(Records excerpted from a collection)
====

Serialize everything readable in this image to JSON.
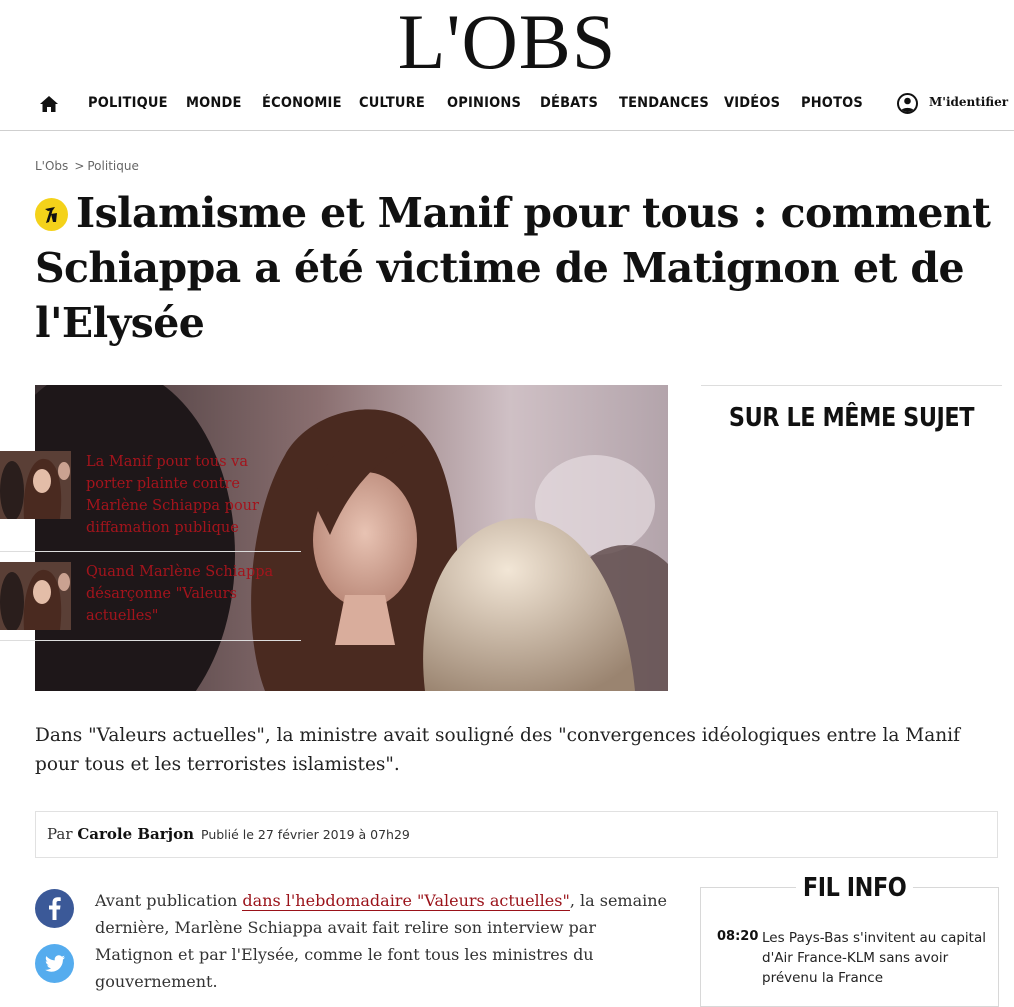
{
  "site": {
    "logo": "L'OBS"
  },
  "nav": {
    "items": [
      "POLITIQUE",
      "MONDE",
      "ÉCONOMIE",
      "CULTURE",
      "OPINIONS",
      "DÉBATS",
      "TENDANCES",
      "VIDÉOS",
      "PHOTOS"
    ],
    "login_label": "M'identifier"
  },
  "breadcrumb": {
    "home": "L'Obs",
    "separator": ">",
    "section": "Politique"
  },
  "article": {
    "title": "Islamisme et Manif pour tous : comment Schiappa a été victime de Matignon et de l'Elysée",
    "lede": "Dans \"Valeurs actuelles\", la ministre avait souligné des \"convergences idéologiques entre la Manif pour tous et les terroristes islamistes\".",
    "byline_prefix": "Par",
    "author": "Carole Barjon",
    "published": "Publié le 27 février 2019 à 07h29",
    "body_before_link": "Avant publication ",
    "body_link": "dans l'hebdomadaire \"Valeurs actuelles\"",
    "body_after_link": ", la semaine dernière, Marlène Schiappa avait fait relire son interview par Matignon et par l'Elysée, comme le font tous les ministres du gouvernement."
  },
  "sidebar": {
    "title": "SUR LE MÊME SUJET",
    "related": [
      {
        "title": "La Manif pour tous va porter plainte contre Marlène Schiappa pour diffamation publique"
      },
      {
        "title": "Quand Marlène Schiappa désarçonne \"Valeurs actuelles\""
      }
    ]
  },
  "fil_info": {
    "title": "FIL INFO",
    "items": [
      {
        "time": "08:20",
        "text": "Les Pays-Bas s'invitent au capital d'Air France-KLM sans avoir prévenu la France"
      }
    ]
  },
  "colors": {
    "link": "#a3141c",
    "badge": "#f4d21a",
    "facebook": "#3b5998",
    "twitter": "#55acee"
  },
  "icons": {
    "home": "home-icon",
    "user": "user-icon",
    "premium": "premium-badge-icon",
    "facebook": "facebook-icon",
    "twitter": "twitter-icon"
  }
}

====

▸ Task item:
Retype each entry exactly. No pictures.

▸ Expected output:
Serialize everything readable in this image to JSON.
{
  "site": {
    "logo": "L'OBS"
  },
  "nav": {
    "items": [
      "POLITIQUE",
      "MONDE",
      "ÉCONOMIE",
      "CULTURE",
      "OPINIONS",
      "DÉBATS",
      "TENDANCES",
      "VIDÉOS",
      "PHOTOS"
    ],
    "login_label": "M'identifier"
  },
  "breadcrumb": {
    "home": "L'Obs",
    "separator": ">",
    "section": "Politique"
  },
  "article": {
    "title": "Islamisme et Manif pour tous : comment Schiappa a été victime de Matignon et de l'Elysée",
    "lede": "Dans \"Valeurs actuelles\", la ministre avait souligné des \"convergences idéologiques entre la Manif pour tous et les terroristes islamistes\".",
    "byline_prefix": "Par",
    "author": "Carole Barjon",
    "published": "Publié le 27 février 2019 à 07h29",
    "body_before_link": "Avant publication ",
    "body_link": "dans l'hebdomadaire \"Valeurs actuelles\"",
    "body_after_link": ", la semaine dernière, Marlène Schiappa avait fait relire son interview par Matignon et par l'Elysée, comme le font tous les ministres du gouvernement."
  },
  "sidebar": {
    "title": "SUR LE MÊME SUJET",
    "related": [
      {
        "title": "La Manif pour tous va porter plainte contre Marlène Schiappa pour diffamation publique"
      },
      {
        "title": "Quand Marlène Schiappa désarçonne \"Valeurs actuelles\""
      }
    ]
  },
  "fil_info": {
    "title": "FIL INFO",
    "items": [
      {
        "time": "08:20",
        "text": "Les Pays-Bas s'invitent au capital d'Air France-KLM sans avoir prévenu la France"
      }
    ]
  },
  "colors": {
    "link": "#a3141c",
    "badge": "#f4d21a",
    "facebook": "#3b5998",
    "twitter": "#55acee"
  },
  "icons": {
    "home": "home-icon",
    "user": "user-icon",
    "premium": "premium-badge-icon",
    "facebook": "facebook-icon",
    "twitter": "twitter-icon"
  }
}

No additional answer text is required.